[App and web page records]
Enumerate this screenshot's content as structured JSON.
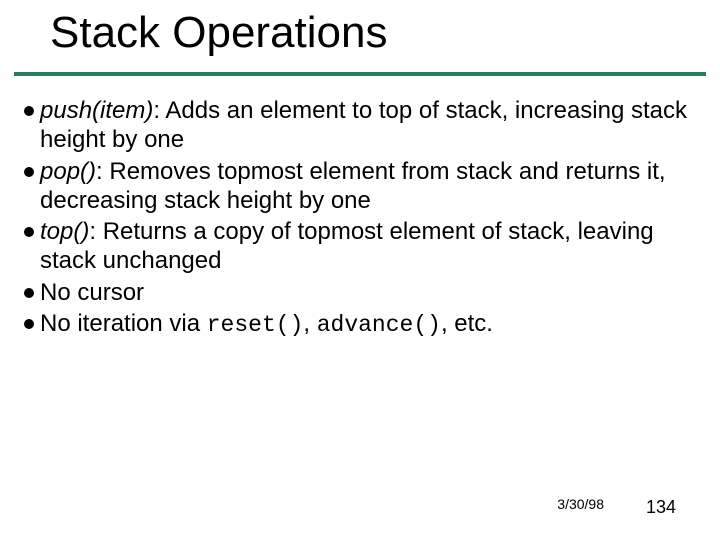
{
  "title": "Stack Operations",
  "bullets": {
    "b1": {
      "term": "push(item)",
      "rest": ": Adds an element to top of stack, increasing stack height by one"
    },
    "b2": {
      "term": "pop()",
      "rest": ": Removes topmost element from stack and returns it, decreasing stack height by one"
    },
    "b3": {
      "term": "top()",
      "rest": ": Returns a copy of topmost element of stack, leaving stack unchanged"
    },
    "b4": {
      "text": "No cursor"
    },
    "b5": {
      "pre": "No iteration via ",
      "code1": "reset()",
      "mid": ", ",
      "code2": "advance()",
      "post": ", etc."
    }
  },
  "footer": {
    "date": "3/30/98",
    "page": "134"
  }
}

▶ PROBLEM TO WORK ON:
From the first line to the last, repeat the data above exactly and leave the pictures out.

▶ EXERCISE SOLUTION:
Enumerate this screenshot's content as structured JSON.
{
  "title": "Stack Operations",
  "bullets": {
    "b1": {
      "term": "push(item)",
      "rest": ": Adds an element to top of stack, increasing stack height by one"
    },
    "b2": {
      "term": "pop()",
      "rest": ": Removes topmost element from stack and returns it, decreasing stack height by one"
    },
    "b3": {
      "term": "top()",
      "rest": ": Returns a copy of topmost element of stack, leaving stack unchanged"
    },
    "b4": {
      "text": "No cursor"
    },
    "b5": {
      "pre": "No iteration via ",
      "code1": "reset()",
      "mid": ", ",
      "code2": "advance()",
      "post": ", etc."
    }
  },
  "footer": {
    "date": "3/30/98",
    "page": "134"
  }
}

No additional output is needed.